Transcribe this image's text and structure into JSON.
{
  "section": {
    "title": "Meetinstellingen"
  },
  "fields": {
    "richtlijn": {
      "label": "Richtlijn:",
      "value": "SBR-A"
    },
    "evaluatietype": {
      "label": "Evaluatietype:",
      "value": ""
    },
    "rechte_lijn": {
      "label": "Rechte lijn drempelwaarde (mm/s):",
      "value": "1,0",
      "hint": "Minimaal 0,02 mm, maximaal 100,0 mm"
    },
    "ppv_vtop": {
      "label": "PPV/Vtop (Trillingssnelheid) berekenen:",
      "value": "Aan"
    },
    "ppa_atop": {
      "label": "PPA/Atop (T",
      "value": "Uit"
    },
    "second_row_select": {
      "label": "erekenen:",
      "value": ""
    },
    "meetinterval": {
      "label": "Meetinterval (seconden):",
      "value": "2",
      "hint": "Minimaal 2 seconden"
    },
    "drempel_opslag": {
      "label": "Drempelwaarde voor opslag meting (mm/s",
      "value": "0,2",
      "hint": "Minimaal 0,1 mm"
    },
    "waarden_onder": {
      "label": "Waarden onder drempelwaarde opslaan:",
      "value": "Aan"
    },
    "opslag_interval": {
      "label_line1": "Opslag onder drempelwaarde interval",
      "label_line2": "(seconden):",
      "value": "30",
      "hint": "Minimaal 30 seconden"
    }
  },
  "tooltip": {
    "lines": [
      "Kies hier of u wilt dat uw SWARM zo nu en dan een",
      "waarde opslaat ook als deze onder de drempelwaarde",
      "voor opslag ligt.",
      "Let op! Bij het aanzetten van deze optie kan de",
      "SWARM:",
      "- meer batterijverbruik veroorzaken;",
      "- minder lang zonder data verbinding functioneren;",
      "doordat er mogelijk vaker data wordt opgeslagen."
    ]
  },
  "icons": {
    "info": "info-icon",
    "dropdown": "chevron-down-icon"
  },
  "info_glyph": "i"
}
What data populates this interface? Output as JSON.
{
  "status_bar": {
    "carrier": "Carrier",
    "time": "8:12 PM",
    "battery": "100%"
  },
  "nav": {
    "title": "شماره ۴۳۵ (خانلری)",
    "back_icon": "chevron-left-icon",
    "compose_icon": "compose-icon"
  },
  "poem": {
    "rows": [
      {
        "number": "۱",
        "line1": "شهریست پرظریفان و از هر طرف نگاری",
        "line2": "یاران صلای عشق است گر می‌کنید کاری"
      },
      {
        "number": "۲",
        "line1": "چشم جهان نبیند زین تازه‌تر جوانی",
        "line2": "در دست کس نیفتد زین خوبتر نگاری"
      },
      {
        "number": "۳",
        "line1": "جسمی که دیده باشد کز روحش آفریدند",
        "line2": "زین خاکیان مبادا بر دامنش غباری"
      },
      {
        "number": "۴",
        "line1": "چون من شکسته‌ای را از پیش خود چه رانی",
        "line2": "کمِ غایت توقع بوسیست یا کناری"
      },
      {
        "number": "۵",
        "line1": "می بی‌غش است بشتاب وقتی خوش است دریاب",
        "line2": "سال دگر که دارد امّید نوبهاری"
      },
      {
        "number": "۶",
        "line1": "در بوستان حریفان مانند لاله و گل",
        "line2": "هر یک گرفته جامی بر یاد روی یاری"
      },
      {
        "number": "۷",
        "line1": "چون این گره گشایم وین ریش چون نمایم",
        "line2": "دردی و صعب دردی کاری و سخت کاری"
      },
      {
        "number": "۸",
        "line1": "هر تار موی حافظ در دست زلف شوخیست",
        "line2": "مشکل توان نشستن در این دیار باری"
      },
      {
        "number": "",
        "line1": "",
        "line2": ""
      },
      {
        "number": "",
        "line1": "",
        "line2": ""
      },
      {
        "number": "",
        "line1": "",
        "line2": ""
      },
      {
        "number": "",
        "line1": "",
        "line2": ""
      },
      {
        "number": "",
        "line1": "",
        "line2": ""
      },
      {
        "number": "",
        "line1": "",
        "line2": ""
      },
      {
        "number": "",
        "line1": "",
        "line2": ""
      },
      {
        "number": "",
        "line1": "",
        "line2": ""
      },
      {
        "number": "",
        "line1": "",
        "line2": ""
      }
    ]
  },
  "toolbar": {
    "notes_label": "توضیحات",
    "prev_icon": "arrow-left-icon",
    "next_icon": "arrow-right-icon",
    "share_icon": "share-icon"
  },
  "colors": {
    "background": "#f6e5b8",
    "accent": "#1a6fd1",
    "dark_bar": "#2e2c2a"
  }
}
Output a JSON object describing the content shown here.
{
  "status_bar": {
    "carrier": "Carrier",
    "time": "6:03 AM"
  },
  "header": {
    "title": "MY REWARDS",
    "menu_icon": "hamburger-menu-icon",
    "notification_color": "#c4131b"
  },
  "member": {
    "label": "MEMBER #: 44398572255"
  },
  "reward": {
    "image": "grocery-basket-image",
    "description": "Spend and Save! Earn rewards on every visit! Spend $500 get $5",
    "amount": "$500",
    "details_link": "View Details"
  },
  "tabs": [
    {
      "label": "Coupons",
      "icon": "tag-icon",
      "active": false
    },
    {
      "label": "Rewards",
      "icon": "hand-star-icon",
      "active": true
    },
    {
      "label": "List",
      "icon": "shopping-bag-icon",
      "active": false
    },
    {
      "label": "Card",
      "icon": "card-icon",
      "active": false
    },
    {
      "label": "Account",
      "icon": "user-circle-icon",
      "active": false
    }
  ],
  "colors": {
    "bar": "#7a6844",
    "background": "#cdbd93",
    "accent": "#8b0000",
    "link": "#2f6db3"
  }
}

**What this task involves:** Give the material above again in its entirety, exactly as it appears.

**Task result:**
Transcribe this image's text and structure into JSON.
{
  "section": {
    "title": "Meetinstellingen"
  },
  "fields": {
    "richtlijn": {
      "label": "Richtlijn:",
      "value": "SBR-A"
    },
    "evaluatietype": {
      "label": "Evaluatietype:",
      "value": ""
    },
    "rechte_lijn": {
      "label": "Rechte lijn drempelwaarde (mm/s):",
      "value": "1,0",
      "hint": "Minimaal 0,02 mm, maximaal 100,0 mm"
    },
    "ppv_vtop": {
      "label": "PPV/Vtop (Trillingssnelheid) berekenen:",
      "value": "Aan"
    },
    "ppa_atop": {
      "label": "PPA/Atop (T",
      "value": "Uit"
    },
    "second_row_select": {
      "label": "erekenen:",
      "value": ""
    },
    "meetinterval": {
      "label": "Meetinterval (seconden):",
      "value": "2",
      "hint": "Minimaal 2 seconden"
    },
    "drempel_opslag": {
      "label": "Drempelwaarde voor opslag meting (mm/s",
      "value": "0,2",
      "hint": "Minimaal 0,1 mm"
    },
    "waarden_onder": {
      "label": "Waarden onder drempelwaarde opslaan:",
      "value": "Aan"
    },
    "opslag_interval": {
      "label_line1": "Opslag onder drempelwaarde interval",
      "label_line2": "(seconden):",
      "value": "30",
      "hint": "Minimaal 30 seconden"
    }
  },
  "tooltip": {
    "lines": [
      "Kies hier of u wilt dat uw SWARM zo nu en dan een",
      "waarde opslaat ook als deze onder de drempelwaarde",
      "voor opslag ligt.",
      "Let op! Bij het aanzetten van deze optie kan de",
      "SWARM:",
      "- meer batterijverbruik veroorzaken;",
      "- minder lang zonder data verbinding functioneren;",
      "doordat er mogelijk vaker data wordt opgeslagen."
    ]
  },
  "icons": {
    "info": "info-icon",
    "dropdown": "chevron-down-icon"
  },
  "info_glyph": "i"
}
What data populates this interface? Output as JSON.
{
  "status_bar": {
    "carrier": "Carrier",
    "time": "8:12 PM",
    "battery": "100%"
  },
  "nav": {
    "title": "شماره ۴۳۵ (خانلری)",
    "back_icon": "chevron-left-icon",
    "compose_icon": "compose-icon"
  },
  "poem": {
    "rows": [
      {
        "number": "۱",
        "line1": "شهریست پرظریفان و از هر طرف نگاری",
        "line2": "یاران صلای عشق است گر می‌کنید کاری"
      },
      {
        "number": "۲",
        "line1": "چشم جهان نبیند زین تازه‌تر جوانی",
        "line2": "در دست کس نیفتد زین خوبتر نگاری"
      },
      {
        "number": "۳",
        "line1": "جسمی که دیده باشد کز روحش آفریدند",
        "line2": "زین خاکیان مبادا بر دامنش غباری"
      },
      {
        "number": "۴",
        "line1": "چون من شکسته‌ای را از پیش خود چه رانی",
        "line2": "کمِ غایت توقع بوسیست یا کناری"
      },
      {
        "number": "۵",
        "line1": "می بی‌غش است بشتاب وقتی خوش است دریاب",
        "line2": "سال دگر که دارد امّید نوبهاری"
      },
      {
        "number": "۶",
        "line1": "در بوستان حریفان مانند لاله و گل",
        "line2": "هر یک گرفته جامی بر یاد روی یاری"
      },
      {
        "number": "۷",
        "line1": "چون این گره گشایم وین ریش چون نمایم",
        "line2": "دردی و صعب دردی کاری و سخت کاری"
      },
      {
        "number": "۸",
        "line1": "هر تار موی حافظ در دست زلف شوخیست",
        "line2": "مشکل توان نشستن در این دیار باری"
      },
      {
        "number": "",
        "line1": "",
        "line2": ""
      },
      {
        "number": "",
        "line1": "",
        "line2": ""
      },
      {
        "number": "",
        "line1": "",
        "line2": ""
      },
      {
        "number": "",
        "line1": "",
        "line2": ""
      },
      {
        "number": "",
        "line1": "",
        "line2": ""
      },
      {
        "number": "",
        "line1": "",
        "line2": ""
      },
      {
        "number": "",
        "line1": "",
        "line2": ""
      },
      {
        "number": "",
        "line1": "",
        "line2": ""
      },
      {
        "number": "",
        "line1": "",
        "line2": ""
      }
    ]
  },
  "toolbar": {
    "notes_label": "توضیحات",
    "prev_icon": "arrow-left-icon",
    "next_icon": "arrow-right-icon",
    "share_icon": "share-icon"
  },
  "colors": {
    "background": "#f6e5b8",
    "accent": "#1a6fd1",
    "dark_bar": "#2e2c2a"
  }
}
Output a JSON object describing the content shown here.
{
  "status_bar": {
    "carrier": "Carrier",
    "time": "6:03 AM"
  },
  "header": {
    "title": "MY REWARDS",
    "menu_icon": "hamburger-menu-icon",
    "notification_color": "#c4131b"
  },
  "member": {
    "label": "MEMBER #: 44398572255"
  },
  "reward": {
    "image": "grocery-basket-image",
    "description": "Spend and Save! Earn rewards on every visit! Spend $500 get $5",
    "amount": "$500",
    "details_link": "View Details"
  },
  "tabs": [
    {
      "label": "Coupons",
      "icon": "tag-icon",
      "active": false
    },
    {
      "label": "Rewards",
      "icon": "hand-star-icon",
      "active": true
    },
    {
      "label": "List",
      "icon": "shopping-bag-icon",
      "active": false
    },
    {
      "label": "Card",
      "icon": "card-icon",
      "active": false
    },
    {
      "label": "Account",
      "icon": "user-circle-icon",
      "active": false
    }
  ],
  "colors": {
    "bar": "#7a6844",
    "background": "#cdbd93",
    "accent": "#8b0000",
    "link": "#2f6db3"
  }
}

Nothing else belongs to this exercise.